It was a year or so after my brother and brother-in-law had died. I had stopped drinking and dealt with my health problems. I still had some time off work, so I decided to take a trip. I packed up my gear and left on a ten-week solo motorcycle odyssey through the eastern and southern United States, and down through Mexico and Central America — seven countries before returning home to Ontario. I could write a book about my experiences and perhaps I will someday.
For present purposes, what is important is that during those long hours of riding I did a major reassessment of my life. I didn’t do it intentionally, and wasn’t even conscious of it. But I was much better prepared for the massive changes of the ensuing years: the departure of my spouse, my kids growing up and leaving home, leaving my secure job and moving to Ottawa.
A few years later — new spouse, stepchildren, new career — life was good again. We took a three-week family vacation, leaving our work, house renovations and all the normal hustle and bustle behind. We didn’t even think about that stuff while we were away, and we had a great family time.
But the day I started back to work I knew instantly that I would be leaving my job. Three months later I was in a new job. Within the year, my wife too had left her job and was back at University. Eight months later we moved again, and I started a new business in Toronto.
Six years later I took a nine-day solo vacation. I had no idea what was going to happen, but I knew something was afoot. This time, it was a spiritual transformation.
Others have shared similar stories of unexpected change and transformation during or following a vacation.
What do these various vacations have in common? They share several characteristics we can learn from.
1. Each vacation was undertaken with an intention to get away from the day-to-day and just enjoy ourselves. We had no plan to ponder problems, plan future work or rehash issues.
2. The vacations were made up of present-time activities. I was there, present with the road, not mentally back at work. Or we were having family fun, without thinking about the future or the past.
3. The vacations were entered with no intended outcome beyond getting away and doing something enjoyable and fun. There was no intention, for example, to come up with a five-year plan or to heal old wounds.
So why did vacations with no intended outcome, no discussion of change, and generally no analytical thought, lead to such profound change?
The answer is in the question. Profound changes occurred precisely because there was no thought, discussion or intention other than being present and enjoying the vacation.
At your core you know what you need for you. Underneath all the hustle and bustle, you know what you need as a couple. The paradox is that you cannot get your answers by pursuing them. Life changes are not a matter of analysis. They are of a deeper, more spiritual nature.

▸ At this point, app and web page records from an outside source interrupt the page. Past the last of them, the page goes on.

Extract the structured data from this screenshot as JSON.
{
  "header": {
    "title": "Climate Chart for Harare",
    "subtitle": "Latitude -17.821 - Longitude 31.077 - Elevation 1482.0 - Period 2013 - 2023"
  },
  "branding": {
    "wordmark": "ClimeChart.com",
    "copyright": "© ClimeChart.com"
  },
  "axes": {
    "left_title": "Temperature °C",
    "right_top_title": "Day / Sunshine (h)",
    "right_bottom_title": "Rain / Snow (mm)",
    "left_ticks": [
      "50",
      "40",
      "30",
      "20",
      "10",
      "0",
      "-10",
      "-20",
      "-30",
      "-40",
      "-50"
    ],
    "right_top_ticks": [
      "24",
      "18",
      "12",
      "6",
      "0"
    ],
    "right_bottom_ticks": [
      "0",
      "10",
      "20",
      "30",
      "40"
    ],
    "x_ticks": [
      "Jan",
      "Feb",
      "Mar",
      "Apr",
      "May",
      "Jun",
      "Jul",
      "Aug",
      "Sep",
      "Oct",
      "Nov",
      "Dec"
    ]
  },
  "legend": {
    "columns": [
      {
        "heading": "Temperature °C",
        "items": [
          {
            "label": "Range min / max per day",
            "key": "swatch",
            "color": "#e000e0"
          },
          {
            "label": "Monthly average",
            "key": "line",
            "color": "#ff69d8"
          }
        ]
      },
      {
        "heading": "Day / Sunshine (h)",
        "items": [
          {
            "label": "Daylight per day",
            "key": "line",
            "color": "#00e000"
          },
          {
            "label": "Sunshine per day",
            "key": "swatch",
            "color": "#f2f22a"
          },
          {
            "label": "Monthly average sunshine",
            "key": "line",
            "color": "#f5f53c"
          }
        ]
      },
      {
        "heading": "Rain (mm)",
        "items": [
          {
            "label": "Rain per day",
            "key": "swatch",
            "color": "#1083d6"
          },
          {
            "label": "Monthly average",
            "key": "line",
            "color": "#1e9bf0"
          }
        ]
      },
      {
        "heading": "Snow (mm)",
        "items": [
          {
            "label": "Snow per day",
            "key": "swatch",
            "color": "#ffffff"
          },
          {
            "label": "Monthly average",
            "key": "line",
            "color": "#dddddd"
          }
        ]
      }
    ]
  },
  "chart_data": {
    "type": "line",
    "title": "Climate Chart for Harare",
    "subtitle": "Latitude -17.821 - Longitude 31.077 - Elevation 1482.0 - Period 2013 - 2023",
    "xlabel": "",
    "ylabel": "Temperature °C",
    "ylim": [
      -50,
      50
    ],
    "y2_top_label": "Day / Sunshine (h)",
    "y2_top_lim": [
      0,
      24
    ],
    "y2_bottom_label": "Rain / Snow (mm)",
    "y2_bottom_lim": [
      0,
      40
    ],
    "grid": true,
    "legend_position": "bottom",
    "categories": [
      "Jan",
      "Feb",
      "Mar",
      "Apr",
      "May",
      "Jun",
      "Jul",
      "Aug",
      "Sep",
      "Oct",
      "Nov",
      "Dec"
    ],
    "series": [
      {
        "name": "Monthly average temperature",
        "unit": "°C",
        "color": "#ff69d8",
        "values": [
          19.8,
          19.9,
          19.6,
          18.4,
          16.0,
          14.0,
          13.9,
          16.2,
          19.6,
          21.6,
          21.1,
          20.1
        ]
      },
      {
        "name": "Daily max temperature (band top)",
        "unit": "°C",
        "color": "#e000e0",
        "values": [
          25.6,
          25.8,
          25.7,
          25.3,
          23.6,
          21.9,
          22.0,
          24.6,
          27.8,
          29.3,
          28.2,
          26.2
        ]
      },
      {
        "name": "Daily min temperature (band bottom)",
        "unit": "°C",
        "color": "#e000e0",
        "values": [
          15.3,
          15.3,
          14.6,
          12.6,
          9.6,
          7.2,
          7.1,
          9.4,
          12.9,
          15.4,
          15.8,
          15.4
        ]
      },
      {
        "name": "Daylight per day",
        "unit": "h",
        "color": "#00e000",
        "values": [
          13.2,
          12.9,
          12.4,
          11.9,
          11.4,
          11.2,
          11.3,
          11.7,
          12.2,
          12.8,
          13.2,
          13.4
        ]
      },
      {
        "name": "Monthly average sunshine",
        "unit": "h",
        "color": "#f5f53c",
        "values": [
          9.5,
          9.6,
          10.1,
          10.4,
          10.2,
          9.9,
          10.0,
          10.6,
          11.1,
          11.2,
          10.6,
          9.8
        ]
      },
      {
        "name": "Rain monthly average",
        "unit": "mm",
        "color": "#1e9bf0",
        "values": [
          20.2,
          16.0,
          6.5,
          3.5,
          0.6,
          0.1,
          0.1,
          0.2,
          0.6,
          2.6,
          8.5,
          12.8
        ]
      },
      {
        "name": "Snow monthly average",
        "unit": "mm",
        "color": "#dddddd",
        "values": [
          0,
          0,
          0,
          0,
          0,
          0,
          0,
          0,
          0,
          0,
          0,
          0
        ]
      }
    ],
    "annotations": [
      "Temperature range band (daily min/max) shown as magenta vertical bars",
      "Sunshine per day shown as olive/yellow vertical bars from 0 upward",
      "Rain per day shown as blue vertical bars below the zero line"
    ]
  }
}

You cannot force answers to those deeper questions about life. You can only allow them to come. But the vacation as I’ve described it — present time fun, no analysis, and no intended outcome — is the perfect venue for letting answers to life’s big questions emerge on their own time.
And that is why vacations can be so rejuvenating.